For Ari Aster's Hereditary, the hype was peak out of Sundance Film Festival. Critics dubbed it the scariest film in years, with many comparing it to The Exorcist. Does it live to its reputation? As a movie, yes, but as a story, it isn't as strong. Aster cleverly uses the stages of grief as a guide to forward the plot, but the intended impact falls short. Women hold the story together as Toni Collette at her most brilliant and most unhinged. It's just frustrating when a movie full of potential fumbles in it's second and third act, leaving you unfulfilled and with more questions than answers.
When Ellen Graham, the matriarch of the Graham family dies, her estranged daughter Annie (Toni Collette) throws herself into her work. The mother of two is a diorama artist who creates scenes of her daily life, some serene, some gruesome. Her nuclear family consists of Peter (Alex Wolff)-- her eldest child is a teenaged stoner with raging hormones; Charlie (Milly Shapiro), the creepiest child on screen since Damien in the Omen; and Steve (Gabriel Byrne), the loving husband and father whose just trying to hold shit together. All are mourning in their own way, but Charlie is most affected. To cope, Annie attends group grief management meetings where she meets Joan (Ann Dowd), a grieving mother looking for solace in the company of others. Unbeknown to Annie, this is a match made in hell.
As family tragedy strikes again, Annie is vulnerable, and Joan sees an opportunity to forward her agenda, and the family descent into madness begins. One by one they start to unravel as the sins of the mother come crashing down on Annie, and it is her responsibility to make things right.
Aster and cinematographer Pawel Pogorzelski deserve high praise for their technical and visual execution. The audience gets a bird's eye view--a diorama in motion--into the life of the Graham family. The use of darkness and shadows plays tricks on the mind and implants a haunting sense of dread. The soundtrack intensifies that anxious feeling with deep hollow sounds and eerie music that sets the tone for the sinister forces at work.
Another fascinating aspect is the way Aster cleverly implements the stages of grief into pivotal scenes. Denial and anger are first as the Graham family can't have dinner anymore because it turns into a screaming match. Bargaining and depression happen as Annie finds ways to address and cope with her losses by attending grief meetings and bonding with Joan, and at this stage, our heroine is susceptible to evil influences. Finally, when Annie begins to accept her fate, she believes she is the one that can free her family from this inherited curse.
The best asset to the film is the captivating performance by actress Toni Collete. She delivers one of the best portrayals of the year in a genre often ignored by award committees. Here's to hoping award snobs can put aside their hate for the horror genre to acknowledge superb acting next year.

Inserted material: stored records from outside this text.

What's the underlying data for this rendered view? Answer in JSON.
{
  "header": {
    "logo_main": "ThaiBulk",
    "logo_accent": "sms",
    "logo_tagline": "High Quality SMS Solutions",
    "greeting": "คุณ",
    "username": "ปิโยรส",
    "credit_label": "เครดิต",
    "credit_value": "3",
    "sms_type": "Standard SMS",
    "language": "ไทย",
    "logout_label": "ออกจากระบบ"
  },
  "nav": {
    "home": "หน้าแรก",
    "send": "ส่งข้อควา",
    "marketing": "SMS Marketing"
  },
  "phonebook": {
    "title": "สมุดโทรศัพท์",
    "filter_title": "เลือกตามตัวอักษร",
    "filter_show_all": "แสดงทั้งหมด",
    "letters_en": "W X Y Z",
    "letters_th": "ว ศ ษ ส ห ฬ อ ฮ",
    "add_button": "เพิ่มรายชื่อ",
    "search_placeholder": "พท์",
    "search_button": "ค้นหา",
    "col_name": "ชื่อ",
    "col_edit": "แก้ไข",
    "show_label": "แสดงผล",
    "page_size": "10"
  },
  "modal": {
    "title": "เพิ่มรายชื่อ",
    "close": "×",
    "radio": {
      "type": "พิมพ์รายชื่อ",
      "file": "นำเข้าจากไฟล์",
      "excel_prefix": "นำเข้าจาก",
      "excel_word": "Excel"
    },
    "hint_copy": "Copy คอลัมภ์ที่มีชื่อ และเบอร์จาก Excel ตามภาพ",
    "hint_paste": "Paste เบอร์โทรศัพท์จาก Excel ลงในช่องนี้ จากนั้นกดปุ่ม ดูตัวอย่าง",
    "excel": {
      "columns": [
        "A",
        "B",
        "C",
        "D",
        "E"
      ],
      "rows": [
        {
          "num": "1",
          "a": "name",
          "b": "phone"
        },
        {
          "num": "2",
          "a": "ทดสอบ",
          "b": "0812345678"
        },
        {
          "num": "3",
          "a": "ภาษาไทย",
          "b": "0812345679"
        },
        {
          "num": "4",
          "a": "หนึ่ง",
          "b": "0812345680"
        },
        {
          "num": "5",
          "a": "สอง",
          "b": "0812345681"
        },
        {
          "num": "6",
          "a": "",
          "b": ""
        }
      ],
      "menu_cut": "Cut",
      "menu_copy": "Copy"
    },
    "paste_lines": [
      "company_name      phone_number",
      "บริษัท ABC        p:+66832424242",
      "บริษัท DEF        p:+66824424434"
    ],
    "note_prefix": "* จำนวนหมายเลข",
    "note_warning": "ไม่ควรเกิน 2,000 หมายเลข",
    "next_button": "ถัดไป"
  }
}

With so much to celebrate, Hereditary isn't perfect. From the trailers, many compared the film Jennifer Kent's The Babadook anticipating it would examine the profound effects of mental illness on motherhood, and how that impacts a nuclear family. However, the film is more an homage to Rosemary's Baby with necromancy as a central plot device, and in this case, that feels like a cop-out. It's much more frightening to think of this as a look into the life of a dysfunctional family than it is the work of the devil. There is a problem with the use of these specific themes because Aster's script doesn't shift smoothly between them. This left a disconnect between each act, making it feel like several different films are happening at once.
Hereditary is a hallmark in cinematic film making, and still worth a watch, but the narrative prevents it from living up to its full potential and leaves viewers scratching their heads wondering what they just saw.